**The problem:** Return the records that follow, unchanged and complete.

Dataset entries
———
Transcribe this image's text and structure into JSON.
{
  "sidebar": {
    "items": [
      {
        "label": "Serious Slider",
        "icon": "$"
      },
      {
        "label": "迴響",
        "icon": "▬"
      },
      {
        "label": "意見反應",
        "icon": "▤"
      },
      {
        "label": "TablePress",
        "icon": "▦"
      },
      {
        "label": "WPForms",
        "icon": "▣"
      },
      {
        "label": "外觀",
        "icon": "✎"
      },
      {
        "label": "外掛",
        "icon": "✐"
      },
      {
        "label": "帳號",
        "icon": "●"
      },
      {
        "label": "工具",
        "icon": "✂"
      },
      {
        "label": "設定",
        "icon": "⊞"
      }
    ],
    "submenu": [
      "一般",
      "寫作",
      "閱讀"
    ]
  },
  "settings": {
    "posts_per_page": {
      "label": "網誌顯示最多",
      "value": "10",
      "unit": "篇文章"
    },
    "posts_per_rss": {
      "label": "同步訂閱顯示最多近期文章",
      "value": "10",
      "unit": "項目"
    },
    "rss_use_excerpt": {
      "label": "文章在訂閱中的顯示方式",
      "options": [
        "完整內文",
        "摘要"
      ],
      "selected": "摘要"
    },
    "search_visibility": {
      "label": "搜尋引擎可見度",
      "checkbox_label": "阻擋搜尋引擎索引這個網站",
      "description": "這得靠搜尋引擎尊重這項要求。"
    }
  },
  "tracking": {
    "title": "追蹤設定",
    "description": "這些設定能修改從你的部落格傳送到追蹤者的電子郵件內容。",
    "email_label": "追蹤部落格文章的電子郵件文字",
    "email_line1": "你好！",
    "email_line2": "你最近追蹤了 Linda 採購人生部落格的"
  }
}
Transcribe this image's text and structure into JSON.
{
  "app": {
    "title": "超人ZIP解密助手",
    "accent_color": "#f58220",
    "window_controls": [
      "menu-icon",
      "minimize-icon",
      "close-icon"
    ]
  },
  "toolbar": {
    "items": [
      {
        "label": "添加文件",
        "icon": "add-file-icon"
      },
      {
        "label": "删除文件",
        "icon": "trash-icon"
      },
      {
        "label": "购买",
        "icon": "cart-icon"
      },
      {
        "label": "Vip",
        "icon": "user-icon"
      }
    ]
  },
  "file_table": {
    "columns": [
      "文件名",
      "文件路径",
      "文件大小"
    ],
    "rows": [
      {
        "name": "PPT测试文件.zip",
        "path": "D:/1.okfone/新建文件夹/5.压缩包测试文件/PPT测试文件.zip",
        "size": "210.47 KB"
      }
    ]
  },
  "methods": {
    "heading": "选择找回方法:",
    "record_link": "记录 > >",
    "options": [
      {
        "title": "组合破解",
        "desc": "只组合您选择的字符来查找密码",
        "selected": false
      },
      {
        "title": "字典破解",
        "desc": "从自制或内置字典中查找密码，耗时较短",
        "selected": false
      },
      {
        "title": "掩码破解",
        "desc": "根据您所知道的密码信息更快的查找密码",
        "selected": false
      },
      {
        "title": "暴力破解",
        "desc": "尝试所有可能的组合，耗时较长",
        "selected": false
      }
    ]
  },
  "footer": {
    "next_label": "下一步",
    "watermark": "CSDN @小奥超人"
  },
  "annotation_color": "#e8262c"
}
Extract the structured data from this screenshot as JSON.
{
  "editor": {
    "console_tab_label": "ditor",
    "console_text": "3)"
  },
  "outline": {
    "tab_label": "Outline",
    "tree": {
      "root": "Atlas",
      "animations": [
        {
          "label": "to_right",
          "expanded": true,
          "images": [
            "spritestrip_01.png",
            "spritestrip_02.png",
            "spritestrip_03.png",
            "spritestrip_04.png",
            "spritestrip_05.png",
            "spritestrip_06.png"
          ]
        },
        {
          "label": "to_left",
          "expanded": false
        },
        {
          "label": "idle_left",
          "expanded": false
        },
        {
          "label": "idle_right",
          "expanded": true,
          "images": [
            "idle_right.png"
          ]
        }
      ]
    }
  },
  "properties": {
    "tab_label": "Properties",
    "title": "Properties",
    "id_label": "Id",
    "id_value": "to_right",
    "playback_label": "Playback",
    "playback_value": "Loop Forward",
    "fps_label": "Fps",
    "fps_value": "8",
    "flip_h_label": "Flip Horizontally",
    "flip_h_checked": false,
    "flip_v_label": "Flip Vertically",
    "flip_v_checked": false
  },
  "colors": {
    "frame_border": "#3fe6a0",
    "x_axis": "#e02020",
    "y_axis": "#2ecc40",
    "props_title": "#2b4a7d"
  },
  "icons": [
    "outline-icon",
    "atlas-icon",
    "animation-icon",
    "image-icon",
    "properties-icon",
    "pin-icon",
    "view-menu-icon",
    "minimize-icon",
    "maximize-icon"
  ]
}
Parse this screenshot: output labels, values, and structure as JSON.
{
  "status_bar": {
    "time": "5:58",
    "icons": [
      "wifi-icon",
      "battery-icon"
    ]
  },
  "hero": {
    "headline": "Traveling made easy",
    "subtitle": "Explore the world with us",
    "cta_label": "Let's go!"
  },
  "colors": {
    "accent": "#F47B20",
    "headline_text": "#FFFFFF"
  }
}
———
**Reply:**
Transcribe this image's text and structure into JSON.
{
  "sidebar": {
    "items": [
      {
        "label": "Serious Slider",
        "icon": "$"
      },
      {
        "label": "迴響",
        "icon": "▬"
      },
      {
        "label": "意見反應",
        "icon": "▤"
      },
      {
        "label": "TablePress",
        "icon": "▦"
      },
      {
        "label": "WPForms",
        "icon": "▣"
      },
      {
        "label": "外觀",
        "icon": "✎"
      },
      {
        "label": "外掛",
        "icon": "✐"
      },
      {
        "label": "帳號",
        "icon": "●"
      },
      {
        "label": "工具",
        "icon": "✂"
      },
      {
        "label": "設定",
        "icon": "⊞"
      }
    ],
    "submenu": [
      "一般",
      "寫作",
      "閱讀"
    ]
  },
  "settings": {
    "posts_per_page": {
      "label": "網誌顯示最多",
      "value": "10",
      "unit": "篇文章"
    },
    "posts_per_rss": {
      "label": "同步訂閱顯示最多近期文章",
      "value": "10",
      "unit": "項目"
    },
    "rss_use_excerpt": {
      "label": "文章在訂閱中的顯示方式",
      "options": [
        "完整內文",
        "摘要"
      ],
      "selected": "摘要"
    },
    "search_visibility": {
      "label": "搜尋引擎可見度",
      "checkbox_label": "阻擋搜尋引擎索引這個網站",
      "description": "這得靠搜尋引擎尊重這項要求。"
    }
  },
  "tracking": {
    "title": "追蹤設定",
    "description": "這些設定能修改從你的部落格傳送到追蹤者的電子郵件內容。",
    "email_label": "追蹤部落格文章的電子郵件文字",
    "email_line1": "你好！",
    "email_line2": "你最近追蹤了 Linda 採購人生部落格的"
  }
}
Transcribe this image's text and structure into JSON.
{
  "app": {
    "title": "超人ZIP解密助手",
    "accent_color": "#f58220",
    "window_controls": [
      "menu-icon",
      "minimize-icon",
      "close-icon"
    ]
  },
  "toolbar": {
    "items": [
      {
        "label": "添加文件",
        "icon": "add-file-icon"
      },
      {
        "label": "删除文件",
        "icon": "trash-icon"
      },
      {
        "label": "购买",
        "icon": "cart-icon"
      },
      {
        "label": "Vip",
        "icon": "user-icon"
      }
    ]
  },
  "file_table": {
    "columns": [
      "文件名",
      "文件路径",
      "文件大小"
    ],
    "rows": [
      {
        "name": "PPT测试文件.zip",
        "path": "D:/1.okfone/新建文件夹/5.压缩包测试文件/PPT测试文件.zip",
        "size": "210.47 KB"
      }
    ]
  },
  "methods": {
    "heading": "选择找回方法:",
    "record_link": "记录 > >",
    "options": [
      {
        "title": "组合破解",
        "desc": "只组合您选择的字符来查找密码",
        "selected": false
      },
      {
        "title": "字典破解",
        "desc": "从自制或内置字典中查找密码，耗时较短",
        "selected": false
      },
      {
        "title": "掩码破解",
        "desc": "根据您所知道的密码信息更快的查找密码",
        "selected": false
      },
      {
        "title": "暴力破解",
        "desc": "尝试所有可能的组合，耗时较长",
        "selected": false
      }
    ]
  },
  "footer": {
    "next_label": "下一步",
    "watermark": "CSDN @小奥超人"
  },
  "annotation_color": "#e8262c"
}
Extract the structured data from this screenshot as JSON.
{
  "editor": {
    "console_tab_label": "ditor",
    "console_text": "3)"
  },
  "outline": {
    "tab_label": "Outline",
    "tree": {
      "root": "Atlas",
      "animations": [
        {
          "label": "to_right",
          "expanded": true,
          "images": [
            "spritestrip_01.png",
            "spritestrip_02.png",
            "spritestrip_03.png",
            "spritestrip_04.png",
            "spritestrip_05.png",
            "spritestrip_06.png"
          ]
        },
        {
          "label": "to_left",
          "expanded": false
        },
        {
          "label": "idle_left",
          "expanded": false
        },
        {
          "label": "idle_right",
          "expanded": true,
          "images": [
            "idle_right.png"
          ]
        }
      ]
    }
  },
  "properties": {
    "tab_label": "Properties",
    "title": "Properties",
    "id_label": "Id",
    "id_value": "to_right",
    "playback_label": "Playback",
    "playback_value": "Loop Forward",
    "fps_label": "Fps",
    "fps_value": "8",
    "flip_h_label": "Flip Horizontally",
    "flip_h_checked": false,
    "flip_v_label": "Flip Vertically",
    "flip_v_checked": false
  },
  "colors": {
    "frame_border": "#3fe6a0",
    "x_axis": "#e02020",
    "y_axis": "#2ecc40",
    "props_title": "#2b4a7d"
  },
  "icons": [
    "outline-icon",
    "atlas-icon",
    "animation-icon",
    "image-icon",
    "properties-icon",
    "pin-icon",
    "view-menu-icon",
    "minimize-icon",
    "maximize-icon"
  ]
}
Parse this screenshot: output labels, values, and structure as JSON.
{
  "status_bar": {
    "time": "5:58",
    "icons": [
      "wifi-icon",
      "battery-icon"
    ]
  },
  "hero": {
    "headline": "Traveling made easy",
    "subtitle": "Explore the world with us",
    "cta_label": "Let's go!"
  },
  "colors": {
    "accent": "#F47B20",
    "headline_text": "#FFFFFF"
  }
}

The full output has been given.